Today I planned to blog about my trip to the Australian outback. But life intervened. Or I should say TV did. Despite my proclamations to not revisit 9/11, to put it in the past and visualize a more positive future, I was drawn in to the History channel's numerous documentaries on this tragic event. With a mile long to-do list for the weekend and my dog staring at me mournfully, I told my husband I felt guilty watching TV. He said, "You're feeling the weight of this day, just allow it." So I did. And here's what I gained: Where were you? I was stuck at the Dallas airport, in a hotel, where I'd been invited to speak at a leadership conference along with a client. Our talk was scheduled for 8am on September 11th. Because of the national security risk, my client was whisked out of Dallas, but I was stuck there for days. Stranded along with dozens of conference participants, we spent our time glued to CNN in the hotel bar or staring at the grounded planes on the tarmac outside the hotel. Although I moved to San Francisco in 1991, I'd lived in Manhattan, worked on Wall Street, and passed by and through the Twin Towers for years. They had become a part of my personal landscape. As I watched them fall, something inside me collapsed too.

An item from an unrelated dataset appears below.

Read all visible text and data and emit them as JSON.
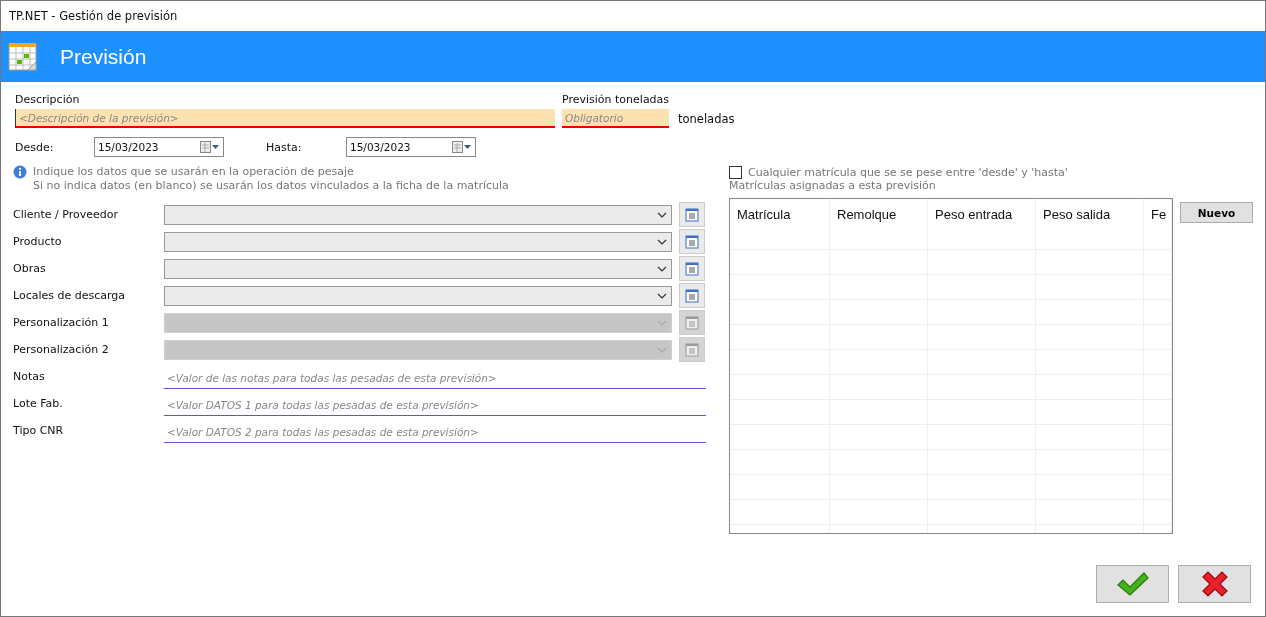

What got you through? What got me through ten years ago was the company of other people. Even though we just stared at the TV most of the time, knowing I was not alone helped. Back then all I could see was the hurt and the tragedy unfolding before me. On TV today I heard stories of those who survived, of loved ones found and reunited, of hope. I also saw everyday heroes, those who stepped up to make decisions that put others lives ahead of their own, like the passengers and crew who grounded flight 93. I saw people who didn't have the expertise, rank, authority, or directive to take action and went ahead and did it anyway, like the man who ran into the Pentagon to save others when he was told not to. Countless lives were saved because ordinary people like you and I acted courageously from their hearts and did what was right.
What's happened since then? I met my husband in July of 2002 and a few weeks later, my niece was born. I love both of these people so deeply and cannot imagine my life without them. Ten years ago my niece didn't exist and my husband was a stranger. A lot can change in ten years! Revisiting this day I would like to think that ten years from now when I look back I will have made choices and decisions that contributed to the world being a better place, that I acted courageously from my heart, and that I put others needs before my own when that was the right thing to do.
What about you? Where were you? What got you through? What's happened since and what would you like to be reflecting back on in ten year's time? I'd love to hear your comments.